PROBLEM
From the data below, copy each line that includes the word "name".

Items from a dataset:
--- START ---
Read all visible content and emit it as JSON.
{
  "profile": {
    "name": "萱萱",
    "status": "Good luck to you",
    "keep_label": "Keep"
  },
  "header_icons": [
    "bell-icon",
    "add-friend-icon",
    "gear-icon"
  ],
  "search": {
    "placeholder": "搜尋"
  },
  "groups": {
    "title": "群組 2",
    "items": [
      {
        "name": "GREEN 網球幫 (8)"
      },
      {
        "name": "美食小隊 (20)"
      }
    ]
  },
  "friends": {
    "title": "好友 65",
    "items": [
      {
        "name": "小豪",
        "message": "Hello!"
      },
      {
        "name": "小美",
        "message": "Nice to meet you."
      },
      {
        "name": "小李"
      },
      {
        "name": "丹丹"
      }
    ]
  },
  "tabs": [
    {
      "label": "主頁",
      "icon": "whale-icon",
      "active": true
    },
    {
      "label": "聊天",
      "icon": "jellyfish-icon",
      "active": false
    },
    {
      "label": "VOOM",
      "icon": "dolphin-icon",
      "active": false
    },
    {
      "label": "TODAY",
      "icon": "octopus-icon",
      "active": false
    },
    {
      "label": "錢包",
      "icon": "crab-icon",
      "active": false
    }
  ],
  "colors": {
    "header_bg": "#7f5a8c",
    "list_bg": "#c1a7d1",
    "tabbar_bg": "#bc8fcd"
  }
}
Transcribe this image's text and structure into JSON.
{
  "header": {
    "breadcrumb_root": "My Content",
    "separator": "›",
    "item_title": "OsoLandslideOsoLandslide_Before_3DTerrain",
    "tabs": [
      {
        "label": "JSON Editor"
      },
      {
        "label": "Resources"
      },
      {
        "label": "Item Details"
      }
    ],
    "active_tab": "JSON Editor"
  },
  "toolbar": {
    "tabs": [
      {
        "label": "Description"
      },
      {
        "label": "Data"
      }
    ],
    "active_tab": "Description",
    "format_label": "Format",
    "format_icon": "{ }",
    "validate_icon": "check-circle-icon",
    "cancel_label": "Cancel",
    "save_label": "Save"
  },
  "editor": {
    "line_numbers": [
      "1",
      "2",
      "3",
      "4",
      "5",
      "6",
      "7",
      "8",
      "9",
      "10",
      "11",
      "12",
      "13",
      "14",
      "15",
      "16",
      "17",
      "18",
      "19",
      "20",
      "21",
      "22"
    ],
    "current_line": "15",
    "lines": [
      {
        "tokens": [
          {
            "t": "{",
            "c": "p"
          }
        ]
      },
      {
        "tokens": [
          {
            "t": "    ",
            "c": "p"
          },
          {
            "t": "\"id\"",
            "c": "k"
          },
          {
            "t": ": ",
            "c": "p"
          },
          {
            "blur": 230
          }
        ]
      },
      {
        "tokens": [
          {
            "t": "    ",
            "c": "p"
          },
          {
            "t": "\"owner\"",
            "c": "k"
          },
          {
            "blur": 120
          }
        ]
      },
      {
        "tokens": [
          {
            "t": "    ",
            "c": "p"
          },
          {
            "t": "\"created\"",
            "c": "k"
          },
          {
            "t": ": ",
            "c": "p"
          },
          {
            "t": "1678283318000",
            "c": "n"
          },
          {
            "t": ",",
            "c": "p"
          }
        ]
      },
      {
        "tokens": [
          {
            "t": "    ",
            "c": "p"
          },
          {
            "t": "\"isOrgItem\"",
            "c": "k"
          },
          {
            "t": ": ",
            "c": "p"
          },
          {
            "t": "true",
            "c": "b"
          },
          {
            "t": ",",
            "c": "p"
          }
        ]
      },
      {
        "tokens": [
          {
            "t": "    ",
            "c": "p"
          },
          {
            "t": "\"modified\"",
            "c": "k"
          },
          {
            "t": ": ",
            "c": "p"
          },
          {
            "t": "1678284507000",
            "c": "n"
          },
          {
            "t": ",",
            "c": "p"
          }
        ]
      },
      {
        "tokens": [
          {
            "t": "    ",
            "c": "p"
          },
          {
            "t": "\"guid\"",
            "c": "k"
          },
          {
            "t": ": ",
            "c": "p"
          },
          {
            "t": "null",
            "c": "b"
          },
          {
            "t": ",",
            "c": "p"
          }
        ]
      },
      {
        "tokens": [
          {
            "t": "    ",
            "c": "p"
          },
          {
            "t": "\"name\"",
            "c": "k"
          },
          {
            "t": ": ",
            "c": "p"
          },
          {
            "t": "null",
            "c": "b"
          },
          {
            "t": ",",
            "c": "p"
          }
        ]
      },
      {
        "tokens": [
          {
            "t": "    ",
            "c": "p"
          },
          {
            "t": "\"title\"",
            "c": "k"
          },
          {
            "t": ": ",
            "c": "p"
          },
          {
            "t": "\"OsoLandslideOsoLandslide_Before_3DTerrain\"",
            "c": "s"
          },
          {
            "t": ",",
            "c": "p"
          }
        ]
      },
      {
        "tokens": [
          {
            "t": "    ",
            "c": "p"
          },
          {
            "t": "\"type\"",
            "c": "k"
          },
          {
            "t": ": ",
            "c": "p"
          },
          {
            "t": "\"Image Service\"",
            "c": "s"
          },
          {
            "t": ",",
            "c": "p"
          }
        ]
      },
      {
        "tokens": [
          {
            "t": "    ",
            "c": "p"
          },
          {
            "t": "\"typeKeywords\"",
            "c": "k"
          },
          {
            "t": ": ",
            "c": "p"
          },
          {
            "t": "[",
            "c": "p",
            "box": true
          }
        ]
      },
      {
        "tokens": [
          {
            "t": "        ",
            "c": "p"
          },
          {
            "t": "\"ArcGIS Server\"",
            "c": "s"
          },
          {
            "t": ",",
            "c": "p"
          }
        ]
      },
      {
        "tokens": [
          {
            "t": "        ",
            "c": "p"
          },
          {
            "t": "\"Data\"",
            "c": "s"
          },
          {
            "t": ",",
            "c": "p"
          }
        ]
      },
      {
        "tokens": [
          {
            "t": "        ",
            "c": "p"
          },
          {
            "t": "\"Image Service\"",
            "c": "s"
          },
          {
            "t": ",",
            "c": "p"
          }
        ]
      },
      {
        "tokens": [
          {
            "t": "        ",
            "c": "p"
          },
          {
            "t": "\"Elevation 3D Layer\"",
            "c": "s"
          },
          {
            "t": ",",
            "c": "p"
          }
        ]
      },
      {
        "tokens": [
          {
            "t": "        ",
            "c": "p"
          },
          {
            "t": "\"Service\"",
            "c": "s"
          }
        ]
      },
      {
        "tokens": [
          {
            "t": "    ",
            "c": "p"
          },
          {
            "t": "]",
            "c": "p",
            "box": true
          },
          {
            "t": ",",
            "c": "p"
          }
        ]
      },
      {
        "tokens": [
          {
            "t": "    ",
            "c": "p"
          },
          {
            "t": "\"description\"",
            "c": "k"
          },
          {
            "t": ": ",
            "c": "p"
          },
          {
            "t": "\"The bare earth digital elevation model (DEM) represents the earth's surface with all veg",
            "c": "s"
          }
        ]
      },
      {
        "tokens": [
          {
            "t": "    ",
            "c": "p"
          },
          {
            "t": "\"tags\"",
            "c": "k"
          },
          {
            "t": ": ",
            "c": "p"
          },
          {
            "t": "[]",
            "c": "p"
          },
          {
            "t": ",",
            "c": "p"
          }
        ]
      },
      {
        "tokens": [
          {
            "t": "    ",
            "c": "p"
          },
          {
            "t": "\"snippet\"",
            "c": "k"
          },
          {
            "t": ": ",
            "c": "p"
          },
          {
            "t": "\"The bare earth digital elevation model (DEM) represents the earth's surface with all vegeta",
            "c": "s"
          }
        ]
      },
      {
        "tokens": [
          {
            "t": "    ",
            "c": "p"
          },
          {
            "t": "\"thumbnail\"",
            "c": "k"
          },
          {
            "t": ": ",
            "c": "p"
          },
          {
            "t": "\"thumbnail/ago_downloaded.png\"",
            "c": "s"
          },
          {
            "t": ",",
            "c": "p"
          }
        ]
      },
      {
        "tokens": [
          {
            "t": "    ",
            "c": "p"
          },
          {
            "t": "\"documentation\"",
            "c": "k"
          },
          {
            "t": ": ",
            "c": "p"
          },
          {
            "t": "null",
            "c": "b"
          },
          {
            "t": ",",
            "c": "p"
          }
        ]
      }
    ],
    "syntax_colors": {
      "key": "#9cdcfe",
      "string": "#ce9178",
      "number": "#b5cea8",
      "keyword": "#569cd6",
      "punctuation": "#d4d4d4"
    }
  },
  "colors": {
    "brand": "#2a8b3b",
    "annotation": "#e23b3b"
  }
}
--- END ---
SOLUTION BELOW
    "name": "萱萱",
        "name": "GREEN 網球幫 (8)"
        "name": "美食小隊 (20)"
        "name": "小豪",
        "name": "小美",
        "name": "小李"
        "name": "丹丹"
            "t": "\"name\"",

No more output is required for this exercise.